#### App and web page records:
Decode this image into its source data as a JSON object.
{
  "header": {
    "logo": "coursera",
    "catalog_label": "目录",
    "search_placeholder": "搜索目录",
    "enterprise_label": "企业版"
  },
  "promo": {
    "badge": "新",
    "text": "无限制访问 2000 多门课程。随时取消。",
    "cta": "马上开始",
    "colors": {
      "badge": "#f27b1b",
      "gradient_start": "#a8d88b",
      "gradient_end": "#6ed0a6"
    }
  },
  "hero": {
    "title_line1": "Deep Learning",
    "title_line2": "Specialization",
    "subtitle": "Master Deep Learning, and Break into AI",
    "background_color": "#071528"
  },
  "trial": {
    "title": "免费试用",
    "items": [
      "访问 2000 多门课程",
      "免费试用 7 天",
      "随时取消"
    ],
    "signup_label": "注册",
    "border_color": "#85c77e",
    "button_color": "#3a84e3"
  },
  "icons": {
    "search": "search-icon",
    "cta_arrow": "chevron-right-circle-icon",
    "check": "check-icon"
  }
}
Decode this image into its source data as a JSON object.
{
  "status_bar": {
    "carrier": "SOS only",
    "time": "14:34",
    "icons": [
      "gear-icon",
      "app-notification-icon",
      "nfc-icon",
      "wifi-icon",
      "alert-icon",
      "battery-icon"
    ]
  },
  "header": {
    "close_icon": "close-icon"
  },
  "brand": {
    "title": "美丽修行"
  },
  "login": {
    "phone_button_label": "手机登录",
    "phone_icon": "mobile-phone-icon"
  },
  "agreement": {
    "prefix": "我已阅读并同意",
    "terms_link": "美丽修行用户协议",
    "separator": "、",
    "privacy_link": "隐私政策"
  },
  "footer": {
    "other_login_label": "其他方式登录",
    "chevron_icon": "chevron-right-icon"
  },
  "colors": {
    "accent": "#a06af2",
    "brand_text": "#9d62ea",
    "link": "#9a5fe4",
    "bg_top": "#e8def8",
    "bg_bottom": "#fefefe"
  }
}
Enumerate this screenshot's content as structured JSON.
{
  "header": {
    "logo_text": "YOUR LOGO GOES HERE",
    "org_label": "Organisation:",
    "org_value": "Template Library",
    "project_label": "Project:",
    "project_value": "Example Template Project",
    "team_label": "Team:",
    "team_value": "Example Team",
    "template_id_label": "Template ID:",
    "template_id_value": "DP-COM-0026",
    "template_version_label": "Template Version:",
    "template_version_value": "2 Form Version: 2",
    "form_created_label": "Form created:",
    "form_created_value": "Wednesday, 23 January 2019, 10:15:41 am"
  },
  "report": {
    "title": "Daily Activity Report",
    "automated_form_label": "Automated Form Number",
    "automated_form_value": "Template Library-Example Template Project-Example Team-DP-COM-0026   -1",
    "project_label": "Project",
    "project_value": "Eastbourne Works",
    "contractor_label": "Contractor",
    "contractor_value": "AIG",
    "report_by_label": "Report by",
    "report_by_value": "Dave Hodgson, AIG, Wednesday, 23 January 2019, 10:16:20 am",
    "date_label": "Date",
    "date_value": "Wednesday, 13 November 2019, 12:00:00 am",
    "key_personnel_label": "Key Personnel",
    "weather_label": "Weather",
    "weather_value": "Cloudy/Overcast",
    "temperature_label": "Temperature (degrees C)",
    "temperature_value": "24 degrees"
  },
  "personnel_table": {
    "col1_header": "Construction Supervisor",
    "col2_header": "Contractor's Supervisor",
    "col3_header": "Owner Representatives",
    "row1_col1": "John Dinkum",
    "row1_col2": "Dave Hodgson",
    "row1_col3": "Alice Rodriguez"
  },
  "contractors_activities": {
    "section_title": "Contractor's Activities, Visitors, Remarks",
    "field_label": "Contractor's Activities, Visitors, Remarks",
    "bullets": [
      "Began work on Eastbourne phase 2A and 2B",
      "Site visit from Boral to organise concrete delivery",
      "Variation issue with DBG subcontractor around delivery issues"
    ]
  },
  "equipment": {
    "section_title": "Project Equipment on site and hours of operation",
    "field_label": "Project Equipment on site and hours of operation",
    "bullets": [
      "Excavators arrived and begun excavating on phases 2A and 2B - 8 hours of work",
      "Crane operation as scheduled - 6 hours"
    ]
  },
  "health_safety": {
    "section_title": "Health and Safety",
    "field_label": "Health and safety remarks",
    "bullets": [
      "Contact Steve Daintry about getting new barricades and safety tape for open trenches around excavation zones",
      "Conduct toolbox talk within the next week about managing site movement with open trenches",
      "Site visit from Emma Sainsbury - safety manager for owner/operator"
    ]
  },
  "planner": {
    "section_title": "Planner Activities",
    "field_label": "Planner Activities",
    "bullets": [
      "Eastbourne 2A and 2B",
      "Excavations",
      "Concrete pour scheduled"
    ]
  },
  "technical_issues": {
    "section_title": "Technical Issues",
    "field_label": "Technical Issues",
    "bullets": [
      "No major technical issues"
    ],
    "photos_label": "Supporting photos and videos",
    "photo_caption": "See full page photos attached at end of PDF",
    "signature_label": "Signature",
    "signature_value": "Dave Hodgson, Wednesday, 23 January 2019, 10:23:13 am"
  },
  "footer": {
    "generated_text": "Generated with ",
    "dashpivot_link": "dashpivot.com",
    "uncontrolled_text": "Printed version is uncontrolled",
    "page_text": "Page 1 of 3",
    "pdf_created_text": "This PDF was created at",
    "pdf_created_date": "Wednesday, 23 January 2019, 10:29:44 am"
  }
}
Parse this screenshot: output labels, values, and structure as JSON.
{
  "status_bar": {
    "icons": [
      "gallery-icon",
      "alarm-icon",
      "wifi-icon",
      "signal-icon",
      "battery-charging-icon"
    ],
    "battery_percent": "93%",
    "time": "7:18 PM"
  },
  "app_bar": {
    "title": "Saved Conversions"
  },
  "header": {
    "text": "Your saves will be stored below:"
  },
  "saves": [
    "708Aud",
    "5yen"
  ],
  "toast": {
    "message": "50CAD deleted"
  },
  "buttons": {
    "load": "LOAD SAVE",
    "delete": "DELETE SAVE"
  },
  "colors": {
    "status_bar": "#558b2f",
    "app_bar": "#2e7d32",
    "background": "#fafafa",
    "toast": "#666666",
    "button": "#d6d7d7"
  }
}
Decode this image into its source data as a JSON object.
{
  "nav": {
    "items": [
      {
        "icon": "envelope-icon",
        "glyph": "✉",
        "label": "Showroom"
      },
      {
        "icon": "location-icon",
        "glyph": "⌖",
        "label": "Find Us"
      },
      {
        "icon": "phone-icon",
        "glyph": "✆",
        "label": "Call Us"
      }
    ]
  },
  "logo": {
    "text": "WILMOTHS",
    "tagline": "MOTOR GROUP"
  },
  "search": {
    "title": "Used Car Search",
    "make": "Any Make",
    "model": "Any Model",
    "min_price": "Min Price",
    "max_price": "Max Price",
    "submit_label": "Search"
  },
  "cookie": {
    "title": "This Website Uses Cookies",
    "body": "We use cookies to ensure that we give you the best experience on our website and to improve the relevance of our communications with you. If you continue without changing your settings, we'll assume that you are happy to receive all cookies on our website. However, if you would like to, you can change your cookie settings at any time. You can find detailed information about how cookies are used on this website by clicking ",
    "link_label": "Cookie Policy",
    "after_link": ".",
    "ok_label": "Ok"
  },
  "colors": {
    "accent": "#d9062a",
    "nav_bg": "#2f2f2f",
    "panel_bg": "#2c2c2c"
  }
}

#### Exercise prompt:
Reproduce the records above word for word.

#### Reply to the task:
Decode this image into its source data as a JSON object.
{
  "header": {
    "logo": "coursera",
    "catalog_label": "目录",
    "search_placeholder": "搜索目录",
    "enterprise_label": "企业版"
  },
  "promo": {
    "badge": "新",
    "text": "无限制访问 2000 多门课程。随时取消。",
    "cta": "马上开始",
    "colors": {
      "badge": "#f27b1b",
      "gradient_start": "#a8d88b",
      "gradient_end": "#6ed0a6"
    }
  },
  "hero": {
    "title_line1": "Deep Learning",
    "title_line2": "Specialization",
    "subtitle": "Master Deep Learning, and Break into AI",
    "background_color": "#071528"
  },
  "trial": {
    "title": "免费试用",
    "items": [
      "访问 2000 多门课程",
      "免费试用 7 天",
      "随时取消"
    ],
    "signup_label": "注册",
    "border_color": "#85c77e",
    "button_color": "#3a84e3"
  },
  "icons": {
    "search": "search-icon",
    "cta_arrow": "chevron-right-circle-icon",
    "check": "check-icon"
  }
}
Decode this image into its source data as a JSON object.
{
  "status_bar": {
    "carrier": "SOS only",
    "time": "14:34",
    "icons": [
      "gear-icon",
      "app-notification-icon",
      "nfc-icon",
      "wifi-icon",
      "alert-icon",
      "battery-icon"
    ]
  },
  "header": {
    "close_icon": "close-icon"
  },
  "brand": {
    "title": "美丽修行"
  },
  "login": {
    "phone_button_label": "手机登录",
    "phone_icon": "mobile-phone-icon"
  },
  "agreement": {
    "prefix": "我已阅读并同意",
    "terms_link": "美丽修行用户协议",
    "separator": "、",
    "privacy_link": "隐私政策"
  },
  "footer": {
    "other_login_label": "其他方式登录",
    "chevron_icon": "chevron-right-icon"
  },
  "colors": {
    "accent": "#a06af2",
    "brand_text": "#9d62ea",
    "link": "#9a5fe4",
    "bg_top": "#e8def8",
    "bg_bottom": "#fefefe"
  }
}
Enumerate this screenshot's content as structured JSON.
{
  "header": {
    "logo_text": "YOUR LOGO GOES HERE",
    "org_label": "Organisation:",
    "org_value": "Template Library",
    "project_label": "Project:",
    "project_value": "Example Template Project",
    "team_label": "Team:",
    "team_value": "Example Team",
    "template_id_label": "Template ID:",
    "template_id_value": "DP-COM-0026",
    "template_version_label": "Template Version:",
    "template_version_value": "2 Form Version: 2",
    "form_created_label": "Form created:",
    "form_created_value": "Wednesday, 23 January 2019, 10:15:41 am"
  },
  "report": {
    "title": "Daily Activity Report",
    "automated_form_label": "Automated Form Number",
    "automated_form_value": "Template Library-Example Template Project-Example Team-DP-COM-0026   -1",
    "project_label": "Project",
    "project_value": "Eastbourne Works",
    "contractor_label": "Contractor",
    "contractor_value": "AIG",
    "report_by_label": "Report by",
    "report_by_value": "Dave Hodgson, AIG, Wednesday, 23 January 2019, 10:16:20 am",
    "date_label": "Date",
    "date_value": "Wednesday, 13 November 2019, 12:00:00 am",
    "key_personnel_label": "Key Personnel",
    "weather_label": "Weather",
    "weather_value": "Cloudy/Overcast",
    "temperature_label": "Temperature (degrees C)",
    "temperature_value": "24 degrees"
  },
  "personnel_table": {
    "col1_header": "Construction Supervisor",
    "col2_header": "Contractor's Supervisor",
    "col3_header": "Owner Representatives",
    "row1_col1": "John Dinkum",
    "row1_col2": "Dave Hodgson",
    "row1_col3": "Alice Rodriguez"
  },
  "contractors_activities": {
    "section_title": "Contractor's Activities, Visitors, Remarks",
    "field_label": "Contractor's Activities, Visitors, Remarks",
    "bullets": [
      "Began work on Eastbourne phase 2A and 2B",
      "Site visit from Boral to organise concrete delivery",
      "Variation issue with DBG subcontractor around delivery issues"
    ]
  },
  "equipment": {
    "section_title": "Project Equipment on site and hours of operation",
    "field_label": "Project Equipment on site and hours of operation",
    "bullets": [
      "Excavators arrived and begun excavating on phases 2A and 2B - 8 hours of work",
      "Crane operation as scheduled - 6 hours"
    ]
  },
  "health_safety": {
    "section_title": "Health and Safety",
    "field_label": "Health and safety remarks",
    "bullets": [
      "Contact Steve Daintry about getting new barricades and safety tape for open trenches around excavation zones",
      "Conduct toolbox talk within the next week about managing site movement with open trenches",
      "Site visit from Emma Sainsbury - safety manager for owner/operator"
    ]
  },
  "planner": {
    "section_title": "Planner Activities",
    "field_label": "Planner Activities",
    "bullets": [
      "Eastbourne 2A and 2B",
      "Excavations",
      "Concrete pour scheduled"
    ]
  },
  "technical_issues": {
    "section_title": "Technical Issues",
    "field_label": "Technical Issues",
    "bullets": [
      "No major technical issues"
    ],
    "photos_label": "Supporting photos and videos",
    "photo_caption": "See full page photos attached at end of PDF",
    "signature_label": "Signature",
    "signature_value": "Dave Hodgson, Wednesday, 23 January 2019, 10:23:13 am"
  },
  "footer": {
    "generated_text": "Generated with ",
    "dashpivot_link": "dashpivot.com",
    "uncontrolled_text": "Printed version is uncontrolled",
    "page_text": "Page 1 of 3",
    "pdf_created_text": "This PDF was created at",
    "pdf_created_date": "Wednesday, 23 January 2019, 10:29:44 am"
  }
}
Parse this screenshot: output labels, values, and structure as JSON.
{
  "status_bar": {
    "icons": [
      "gallery-icon",
      "alarm-icon",
      "wifi-icon",
      "signal-icon",
      "battery-charging-icon"
    ],
    "battery_percent": "93%",
    "time": "7:18 PM"
  },
  "app_bar": {
    "title": "Saved Conversions"
  },
  "header": {
    "text": "Your saves will be stored below:"
  },
  "saves": [
    "708Aud",
    "5yen"
  ],
  "toast": {
    "message": "50CAD deleted"
  },
  "buttons": {
    "load": "LOAD SAVE",
    "delete": "DELETE SAVE"
  },
  "colors": {
    "status_bar": "#558b2f",
    "app_bar": "#2e7d32",
    "background": "#fafafa",
    "toast": "#666666",
    "button": "#d6d7d7"
  }
}
Decode this image into its source data as a JSON object.
{
  "nav": {
    "items": [
      {
        "icon": "envelope-icon",
        "glyph": "✉",
        "label": "Showroom"
      },
      {
        "icon": "location-icon",
        "glyph": "⌖",
        "label": "Find Us"
      },
      {
        "icon": "phone-icon",
        "glyph": "✆",
        "label": "Call Us"
      }
    ]
  },
  "logo": {
    "text": "WILMOTHS",
    "tagline": "MOTOR GROUP"
  },
  "search": {
    "title": "Used Car Search",
    "make": "Any Make",
    "model": "Any Model",
    "min_price": "Min Price",
    "max_price": "Max Price",
    "submit_label": "Search"
  },
  "cookie": {
    "title": "This Website Uses Cookies",
    "body": "We use cookies to ensure that we give you the best experience on our website and to improve the relevance of our communications with you. If you continue without changing your settings, we'll assume that you are happy to receive all cookies on our website. However, if you would like to, you can change your cookie settings at any time. You can find detailed information about how cookies are used on this website by clicking ",
    "link_label": "Cookie Policy",
    "after_link": ".",
    "ok_label": "Ok"
  },
  "colors": {
    "accent": "#d9062a",
    "nav_bg": "#2f2f2f",
    "panel_bg": "#2c2c2c"
  }
}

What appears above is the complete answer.